On March 1, 2018, 'The New York Times' and 'The Washington Post' reported that the OIG report held McCabe "responsible for approving an improper media disclosure," related to an October 2016 'Wall Street Journal' article about the disputes between the 'Justice Department' and the FBI over investigation into the 'Clinton Foundation.' Citing the OIG report, the 'Office of Professional Responsibility' of the FBI recommended McCabe's dismissal.
On March 17, Democratic Congressman Mark Pocan of Wisconsin, who did not support the dismissal, offered McCabe a security post in his congressional office. Massachusetts Democratic Congressman Seth Moulton also reportedly considered McCabe for a position in his office.
McCabe was on paid leave until his scheduled retirement on March 18, 2018,(3)and he did not lose his entire retirement pension.

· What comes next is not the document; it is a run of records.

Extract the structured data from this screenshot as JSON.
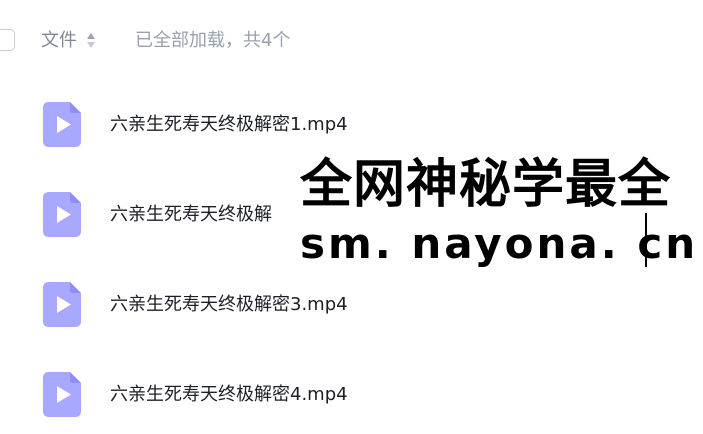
{
  "header": {
    "column_title": "文件",
    "load_status": "已全部加载，共4个"
  },
  "files": [
    {
      "name": "六亲生死寿天终极解密1.mp4",
      "type": "video"
    },
    {
      "name": "六亲生死寿天终极解",
      "type": "video"
    },
    {
      "name": "六亲生死寿天终极解密3.mp4",
      "type": "video"
    },
    {
      "name": "六亲生死寿天终极解密4.mp4",
      "type": "video"
    }
  ],
  "watermark": {
    "line1": "全网神秘学最全",
    "line2": "sm. nayona. cn"
  },
  "colors": {
    "icon_fill": "#a9a8ff",
    "icon_fold": "#8f8df5",
    "text_primary": "#1c1f27",
    "text_secondary": "#818999"
  }
}
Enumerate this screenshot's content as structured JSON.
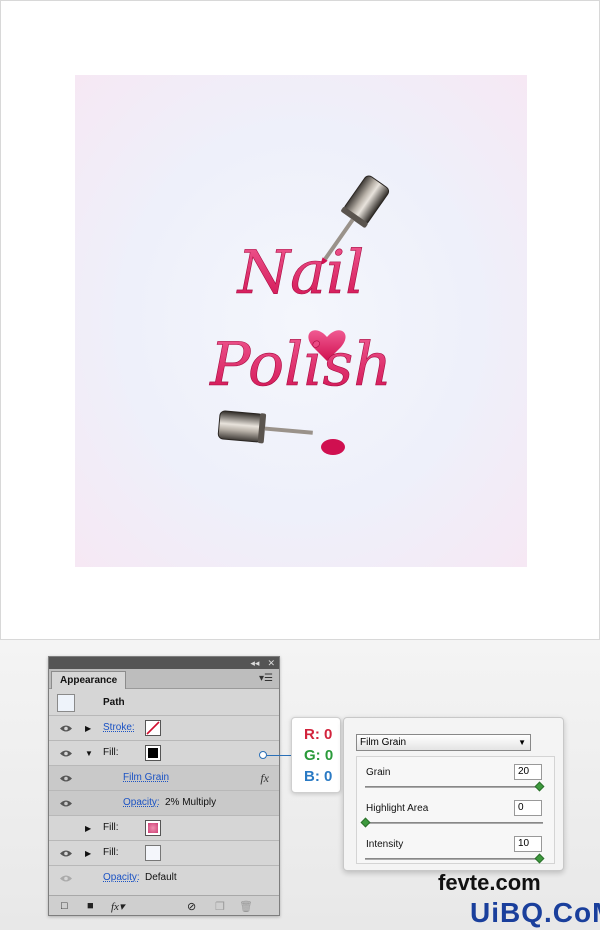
{
  "artwork": {
    "line1": "Nail",
    "line2": "Polish"
  },
  "panel": {
    "tab": "Appearance",
    "rows": [
      {
        "label": "Path"
      },
      {
        "label": "Stroke:"
      },
      {
        "label": "Fill:"
      },
      {
        "label": "Film Grain"
      },
      {
        "label": "Opacity:",
        "value": "2% Multiply"
      },
      {
        "label": "Fill:"
      },
      {
        "label": "Fill:"
      },
      {
        "label": "Opacity:",
        "value": "Default"
      }
    ],
    "fx": "fx"
  },
  "rgb": {
    "r": "R: 0",
    "g": "G: 0",
    "b": "B: 0",
    "colors": {
      "r": "#d2233c",
      "g": "#2a9a3a",
      "b": "#2a7ac4"
    }
  },
  "film_grain": {
    "filter": "Film Grain",
    "sliders": [
      {
        "label": "Grain",
        "value": "20",
        "level": 1.0
      },
      {
        "label": "Highlight Area",
        "value": "0",
        "level": 0.0
      },
      {
        "label": "Intensity",
        "value": "10",
        "level": 1.0
      }
    ]
  },
  "watermark": {
    "line1": "fevte.com",
    "line2": "UiBQ.CoM"
  }
}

On April 13, 2018, the Congress received the OIG report, which was also acquired by the 'Associated Press' and published. McCabe vehemently disputed the report's conclusions. The report suggested that McCabe misled the federal investigation at least four times, three of them while being under oath. His lawyer, Michael R. Bromwich, defended his client saying both the investigation and the report had been politicized by Trump. Bromwich declared McCabe's intention to sue the Trump administration
In August 2019, McCabe filed a lawsuit against the 'US Justice Department' for his wrongful termination. He indicated that his dismissal, which took effect just 26 hours before his scheduled retirement, resulted from Trump's improper political intervention. He claimed to be entitled to his full law enforcement pension and all other benefits and privileges.

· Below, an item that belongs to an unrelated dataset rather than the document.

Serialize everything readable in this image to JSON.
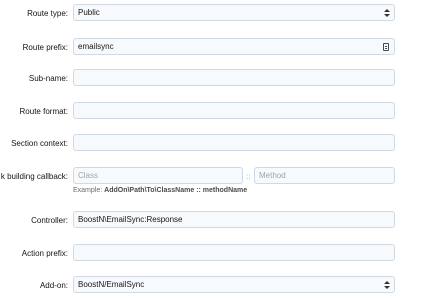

McCabe has been persuading the DOJ to drop its case of releasing information to 'The Wall Street Journal' relating to the 'Clinton Foundation' investigation. According to him, it lacks of evidence, so the case should be dismissed. The grand jury, after being idle on the case for months, was summoned to resume in early September 2019. The case was, however, dismissed without any public announcement of an accusation. The DOJ rejected McCabe's arguments, while the prosecutors recommended his indictment.
Two prosecutors in the case left the DOJ, as reported by 'The New York Times,' which was unusual in a case approaching an indictment. One of the attorneys expressed doubts about the merits of the DOJ case.

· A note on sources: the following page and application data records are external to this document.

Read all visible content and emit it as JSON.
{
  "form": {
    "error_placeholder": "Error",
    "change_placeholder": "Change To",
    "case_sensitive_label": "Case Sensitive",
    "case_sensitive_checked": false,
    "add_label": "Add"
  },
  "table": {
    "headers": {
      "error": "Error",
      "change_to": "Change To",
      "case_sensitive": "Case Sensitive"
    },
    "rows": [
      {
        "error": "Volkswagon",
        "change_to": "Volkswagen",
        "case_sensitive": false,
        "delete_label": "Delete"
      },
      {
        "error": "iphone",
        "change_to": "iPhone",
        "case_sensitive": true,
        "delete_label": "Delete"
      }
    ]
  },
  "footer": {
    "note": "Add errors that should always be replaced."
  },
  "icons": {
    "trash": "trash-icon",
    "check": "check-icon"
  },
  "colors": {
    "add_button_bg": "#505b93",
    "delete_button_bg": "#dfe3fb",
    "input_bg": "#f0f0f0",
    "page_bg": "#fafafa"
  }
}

'The Times' also highlighted the political influence on the case, since McCabe has been Trump's target for long. In August 2019, McCabe filed a lawsuit against the DOJ for his wrongful termination and asserted that his dismissal was intended to remove officials who had been disloyal to Trump.
On September 30, 2019, Federal Judge Reggie B. Walton ordered federal prosecutors to either file charges against McCabe or drop the investigation. The investigation that began in July 2018 had since held the release of documents. The judge gave prosecutors a deadline of November 15, 2019, to take a decision; he would order the release of the documents after that.